Each line of the records containing "delta" is to be copied out and returned.

Collected data entries
──────────
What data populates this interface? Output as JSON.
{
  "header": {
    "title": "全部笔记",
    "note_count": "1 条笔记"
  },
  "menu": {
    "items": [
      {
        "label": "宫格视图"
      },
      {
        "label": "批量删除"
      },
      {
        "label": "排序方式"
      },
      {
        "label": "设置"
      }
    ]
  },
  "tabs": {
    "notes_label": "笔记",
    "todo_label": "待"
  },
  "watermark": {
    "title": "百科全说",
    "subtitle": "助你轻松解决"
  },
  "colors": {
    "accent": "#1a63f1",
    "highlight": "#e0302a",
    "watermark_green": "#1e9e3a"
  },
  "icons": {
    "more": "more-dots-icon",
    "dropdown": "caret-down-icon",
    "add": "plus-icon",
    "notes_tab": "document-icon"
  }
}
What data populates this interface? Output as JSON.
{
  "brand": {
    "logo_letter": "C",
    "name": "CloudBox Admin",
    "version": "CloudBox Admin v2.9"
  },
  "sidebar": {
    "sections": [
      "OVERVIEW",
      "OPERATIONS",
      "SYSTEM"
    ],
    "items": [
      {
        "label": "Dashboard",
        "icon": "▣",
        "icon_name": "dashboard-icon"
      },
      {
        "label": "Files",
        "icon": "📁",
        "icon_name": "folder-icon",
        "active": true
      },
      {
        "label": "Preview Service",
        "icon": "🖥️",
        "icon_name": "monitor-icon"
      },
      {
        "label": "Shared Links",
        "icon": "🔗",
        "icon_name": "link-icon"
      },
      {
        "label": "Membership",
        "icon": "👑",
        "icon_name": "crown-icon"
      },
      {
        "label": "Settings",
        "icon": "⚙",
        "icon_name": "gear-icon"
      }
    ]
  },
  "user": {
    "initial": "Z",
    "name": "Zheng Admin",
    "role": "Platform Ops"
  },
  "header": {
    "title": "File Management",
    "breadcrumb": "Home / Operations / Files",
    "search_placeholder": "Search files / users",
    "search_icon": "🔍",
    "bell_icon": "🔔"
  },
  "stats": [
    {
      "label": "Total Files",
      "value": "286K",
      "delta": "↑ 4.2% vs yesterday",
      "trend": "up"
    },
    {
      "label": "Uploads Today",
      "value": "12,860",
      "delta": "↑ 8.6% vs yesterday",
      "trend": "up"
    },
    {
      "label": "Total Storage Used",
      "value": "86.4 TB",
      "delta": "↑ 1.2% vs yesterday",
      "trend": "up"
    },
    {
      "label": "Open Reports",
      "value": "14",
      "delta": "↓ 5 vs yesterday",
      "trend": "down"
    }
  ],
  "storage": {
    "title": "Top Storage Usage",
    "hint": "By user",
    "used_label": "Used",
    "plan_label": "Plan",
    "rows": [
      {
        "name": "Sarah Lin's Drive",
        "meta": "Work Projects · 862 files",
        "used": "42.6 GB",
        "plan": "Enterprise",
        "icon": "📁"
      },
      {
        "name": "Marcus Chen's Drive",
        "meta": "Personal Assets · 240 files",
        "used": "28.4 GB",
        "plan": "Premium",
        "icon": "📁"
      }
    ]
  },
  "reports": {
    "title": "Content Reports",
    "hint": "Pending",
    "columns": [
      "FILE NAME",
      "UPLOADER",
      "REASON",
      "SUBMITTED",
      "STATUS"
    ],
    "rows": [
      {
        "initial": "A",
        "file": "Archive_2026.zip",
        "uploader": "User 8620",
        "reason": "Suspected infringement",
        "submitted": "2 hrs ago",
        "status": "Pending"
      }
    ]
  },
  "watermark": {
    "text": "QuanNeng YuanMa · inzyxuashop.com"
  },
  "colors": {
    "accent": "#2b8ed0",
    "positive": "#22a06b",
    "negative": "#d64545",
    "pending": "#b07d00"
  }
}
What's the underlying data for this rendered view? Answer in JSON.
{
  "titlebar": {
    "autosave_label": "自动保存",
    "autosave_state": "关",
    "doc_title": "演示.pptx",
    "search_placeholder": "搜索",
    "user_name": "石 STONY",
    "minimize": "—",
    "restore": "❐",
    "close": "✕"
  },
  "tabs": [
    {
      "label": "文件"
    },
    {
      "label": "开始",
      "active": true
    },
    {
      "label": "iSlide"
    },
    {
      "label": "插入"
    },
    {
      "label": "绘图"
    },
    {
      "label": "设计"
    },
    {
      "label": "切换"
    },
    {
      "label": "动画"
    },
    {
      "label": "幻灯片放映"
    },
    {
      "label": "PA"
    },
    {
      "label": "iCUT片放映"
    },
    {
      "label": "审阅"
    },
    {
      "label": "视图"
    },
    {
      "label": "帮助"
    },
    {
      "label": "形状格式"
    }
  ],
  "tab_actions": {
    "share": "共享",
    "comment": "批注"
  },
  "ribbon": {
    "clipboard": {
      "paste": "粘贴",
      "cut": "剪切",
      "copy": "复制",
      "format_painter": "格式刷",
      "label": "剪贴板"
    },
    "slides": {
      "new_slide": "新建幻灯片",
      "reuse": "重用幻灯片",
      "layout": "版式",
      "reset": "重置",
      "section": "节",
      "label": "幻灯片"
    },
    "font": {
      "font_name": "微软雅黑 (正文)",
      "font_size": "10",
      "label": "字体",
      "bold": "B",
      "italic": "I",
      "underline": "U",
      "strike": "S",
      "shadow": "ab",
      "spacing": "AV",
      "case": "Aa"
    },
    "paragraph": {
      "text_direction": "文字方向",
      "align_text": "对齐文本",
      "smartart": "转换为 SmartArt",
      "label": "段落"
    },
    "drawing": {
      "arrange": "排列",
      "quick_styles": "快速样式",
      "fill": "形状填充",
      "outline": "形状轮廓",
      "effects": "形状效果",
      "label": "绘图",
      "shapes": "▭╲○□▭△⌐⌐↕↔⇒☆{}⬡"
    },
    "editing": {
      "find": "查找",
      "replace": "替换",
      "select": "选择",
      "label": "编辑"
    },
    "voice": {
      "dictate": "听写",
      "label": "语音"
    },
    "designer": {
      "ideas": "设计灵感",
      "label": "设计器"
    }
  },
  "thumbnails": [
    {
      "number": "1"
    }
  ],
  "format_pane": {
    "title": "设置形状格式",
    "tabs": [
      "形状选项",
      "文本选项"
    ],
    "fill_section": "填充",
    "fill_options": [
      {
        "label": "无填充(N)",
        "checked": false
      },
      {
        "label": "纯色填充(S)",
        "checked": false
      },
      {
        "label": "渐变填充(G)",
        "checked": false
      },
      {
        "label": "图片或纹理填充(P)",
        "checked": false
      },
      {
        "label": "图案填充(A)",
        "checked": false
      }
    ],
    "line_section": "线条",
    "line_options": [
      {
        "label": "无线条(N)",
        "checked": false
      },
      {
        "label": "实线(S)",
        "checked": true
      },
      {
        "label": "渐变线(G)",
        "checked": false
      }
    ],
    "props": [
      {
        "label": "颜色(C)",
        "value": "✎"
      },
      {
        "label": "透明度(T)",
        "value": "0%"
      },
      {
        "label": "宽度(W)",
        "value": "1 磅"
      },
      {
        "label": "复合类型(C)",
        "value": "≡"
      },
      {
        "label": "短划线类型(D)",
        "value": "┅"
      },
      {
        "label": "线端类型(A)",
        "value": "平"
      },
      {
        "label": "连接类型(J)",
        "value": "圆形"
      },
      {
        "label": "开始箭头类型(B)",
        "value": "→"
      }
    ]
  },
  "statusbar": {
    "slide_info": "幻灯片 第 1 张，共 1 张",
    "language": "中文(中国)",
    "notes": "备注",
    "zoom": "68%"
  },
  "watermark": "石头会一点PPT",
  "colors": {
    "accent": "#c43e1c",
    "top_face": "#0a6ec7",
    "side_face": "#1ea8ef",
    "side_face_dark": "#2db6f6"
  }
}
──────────
Task response |
      "delta": "↑ 4.2% vs yesterday",
      "delta": "↑ 8.6% vs yesterday",
      "delta": "↑ 1.2% vs yesterday",
      "delta": "↓ 5 vs yesterday",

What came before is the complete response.